NO new reservoir is on the cards for North Devon, as top up plans for Roadford will be adequate, South West Water has assured district councillors.

The water company says it wants to work closely with North Devon Council to ensure sewerage infrastructure is in place for new housing sites.

The Torridge and North Devon Local Plan, which is a blueprint for development, will be reviewed later this year to make sure it is fit-for-purpose for the next 20 years.

The council’s policy development committee was told 200 sites in North Devon and a similar amount in Torridge are being investigated.

South West Water’s head of developer services and technical performance Ian Lake said the company is obliged to make provision for growth.

It is holding workshops with the council to understand its plans and where additional infrastructure may be needed.

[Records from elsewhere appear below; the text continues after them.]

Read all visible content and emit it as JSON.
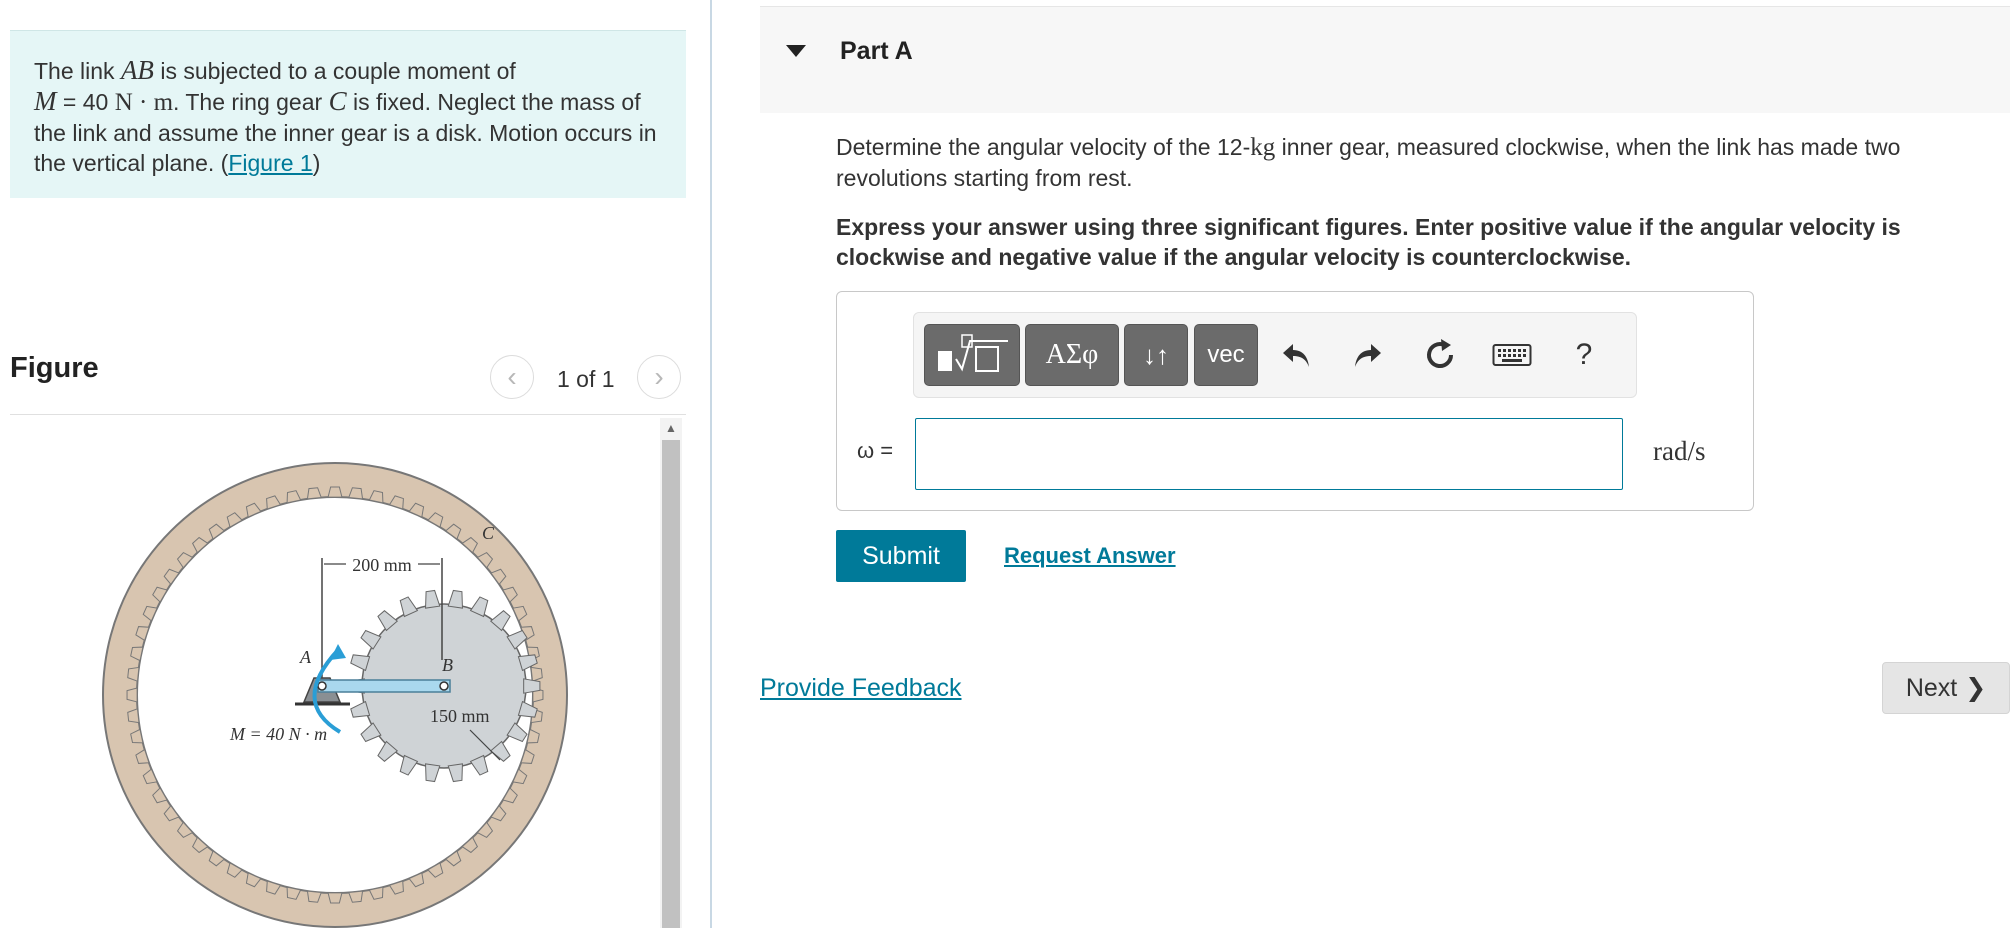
{
  "problem": {
    "text_1": "The link ",
    "link_name": "AB",
    "text_2": " is subjected to a couple moment of",
    "moment_symbol": "M",
    "moment_eq": " = 40 ",
    "moment_unit": "N · m",
    "text_3": ". The ring gear ",
    "gear_name": "C",
    "text_4": " is fixed. Neglect the mass of the link and assume the inner gear is a disk. Motion occurs in the vertical plane. (",
    "figure_link": "Figure 1",
    "text_5": ")"
  },
  "figure": {
    "title": "Figure",
    "counter": "1 of 1",
    "labels": {
      "dim_200": "200 mm",
      "dim_150": "150 mm",
      "point_a": "A",
      "point_b": "B",
      "point_c": "C",
      "moment": "M = 40 N · m"
    }
  },
  "part": {
    "title": "Part A",
    "question_1": "Determine the angular velocity of the 12-",
    "question_kg": "kg",
    "question_2": " inner gear, measured clockwise, when the link has made two revolutions starting from rest.",
    "instruction": "Express your answer using three significant figures. Enter positive value if the angular velocity is clockwise and negative value if the angular velocity is counterclockwise."
  },
  "toolbar": {
    "greek": "ΑΣφ",
    "subsup": "↓↑",
    "vec": "vec",
    "help": "?"
  },
  "answer": {
    "variable": "ω =",
    "value": "",
    "unit": "rad/s"
  },
  "actions": {
    "submit": "Submit",
    "request_answer": "Request Answer",
    "provide_feedback": "Provide Feedback",
    "next": "Next"
  },
  "colors": {
    "accent": "#007a99",
    "problem_bg": "#e5f6f6",
    "ring_gear": "#d8c5b0",
    "inner_gear": "#cfd3d6",
    "link": "#a9d8ee"
  }
}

The two organisations say they are committed to work hand-in-hand so new housing is built in the right place, after concerns were raised by councillors over a “limited” response from the water company when it came to planning applications.

Councillors are concerned by sewage spills from overflows causing dirty water to enter local rivers and seas. They say additional housing and pressure on the sewage system is making matters worse.

South West Water, which is asked to comment on around 30,000 planning applications each year, has commited to reducing reduce spills at every storm overflow to fewer than 10 per year by 2040, a decade ahead of the government’s new 2050 target.

Mr Lake said the water company realised it had “significant challenges” and had ideas to stop contaminated water going into the watercourses.

When questioned by Cllr Matthew Bushell (Ind, South Molton) over whether there is enough drinking water to supply North Devon’s residents, Mr Lake said the water company’s largest reservoir Roadford, which supplied 850,000 people from large parts of Devon and Cornwall, is currently full and is adequate for the future.

“We don’t have a plan for another reservoir in North Devon because we don’t need it,” he said. “We had a problem in Roadford, but we have got a plan to make sure it is topped up. We have also done other things to allow us move water around from various assets to get water around our network.”

Part of the plan is to take water from the River Tamar at Lifton in the winter when river levels are high. An abstraction and pumping facility were given the go ahead by West Devon Council last week.

He said the drought during 2022 was as a result of two long dry summers, a dry winter and extra demand.

Customers were being educated on how to manage water more effectively and install water-saving devices, but he said the company would bring more water resources online if they had to.

“There are two options. You either limit what you use or you try and find water from somewhere and store it.  The second is very expensive but we will not shy away from that if we need to.”

Council officers said they are engaging much more with South West Water than a few years ago.

Cllr Malcolm Prowse (Ind, Bratton Fleming), who heads a panel looking at land for development, said there was a completely different feel now “Capacity and infrastructure and these sort of issues will be right up front, so we can give communities that reassurance when we are looking at new development sites in their areas.”

By Alison Stephenson